Material for this task Block Start
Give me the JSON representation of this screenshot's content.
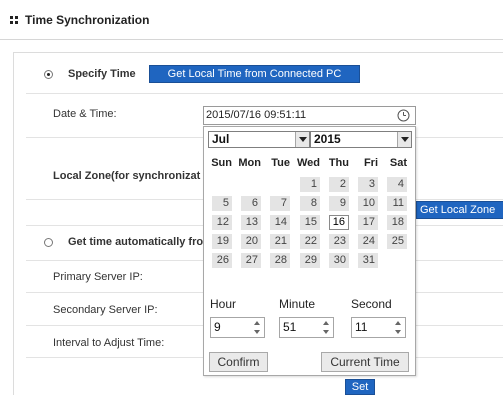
{
  "header": {
    "title": "Time Synchronization"
  },
  "specify": {
    "label": "Specify Time",
    "get_local_button": "Get Local Time from Connected PC"
  },
  "rows": {
    "date_time_label": "Date & Time:",
    "local_zone_label": "Local Zone(for synchronizat",
    "get_local_zone_button": "Get Local Zone"
  },
  "auto": {
    "label": "Get time automatically fro",
    "primary_label": "Primary Server IP:",
    "secondary_label": "Secondary Server IP:",
    "interval_label": "Interval to Adjust Time:",
    "set_button": "Set"
  },
  "datetime": {
    "value": "2015/07/16 09:51:11"
  },
  "picker": {
    "month": "Jul",
    "year": "2015",
    "weekdays": [
      "Sun",
      "Mon",
      "Tue",
      "Wed",
      "Thu",
      "Fri",
      "Sat"
    ],
    "weeks": [
      [
        "",
        "",
        "",
        "1",
        "2",
        "3",
        "4"
      ],
      [
        "5",
        "6",
        "7",
        "8",
        "9",
        "10",
        "11"
      ],
      [
        "12",
        "13",
        "14",
        "15",
        "16",
        "17",
        "18"
      ],
      [
        "19",
        "20",
        "21",
        "22",
        "23",
        "24",
        "25"
      ],
      [
        "26",
        "27",
        "28",
        "29",
        "30",
        "31",
        ""
      ]
    ],
    "selected_day": "16",
    "hour_label": "Hour",
    "minute_label": "Minute",
    "second_label": "Second",
    "hour": "9",
    "minute": "51",
    "second": "11",
    "confirm_button": "Confirm",
    "current_time_button": "Current Time"
  },
  "colors": {
    "accent": "#1f65c0"
  }
}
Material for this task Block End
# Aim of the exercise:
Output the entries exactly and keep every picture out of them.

# Response to this task:
Give me the JSON representation of this screenshot's content.
{
  "header": {
    "title": "Time Synchronization"
  },
  "specify": {
    "label": "Specify Time",
    "get_local_button": "Get Local Time from Connected PC"
  },
  "rows": {
    "date_time_label": "Date & Time:",
    "local_zone_label": "Local Zone(for synchronizat",
    "get_local_zone_button": "Get Local Zone"
  },
  "auto": {
    "label": "Get time automatically fro",
    "primary_label": "Primary Server IP:",
    "secondary_label": "Secondary Server IP:",
    "interval_label": "Interval to Adjust Time:",
    "set_button": "Set"
  },
  "datetime": {
    "value": "2015/07/16 09:51:11"
  },
  "picker": {
    "month": "Jul",
    "year": "2015",
    "weekdays": [
      "Sun",
      "Mon",
      "Tue",
      "Wed",
      "Thu",
      "Fri",
      "Sat"
    ],
    "weeks": [
      [
        "",
        "",
        "",
        "1",
        "2",
        "3",
        "4"
      ],
      [
        "5",
        "6",
        "7",
        "8",
        "9",
        "10",
        "11"
      ],
      [
        "12",
        "13",
        "14",
        "15",
        "16",
        "17",
        "18"
      ],
      [
        "19",
        "20",
        "21",
        "22",
        "23",
        "24",
        "25"
      ],
      [
        "26",
        "27",
        "28",
        "29",
        "30",
        "31",
        ""
      ]
    ],
    "selected_day": "16",
    "hour_label": "Hour",
    "minute_label": "Minute",
    "second_label": "Second",
    "hour": "9",
    "minute": "51",
    "second": "11",
    "confirm_button": "Confirm",
    "current_time_button": "Current Time"
  },
  "colors": {
    "accent": "#1f65c0"
  }
}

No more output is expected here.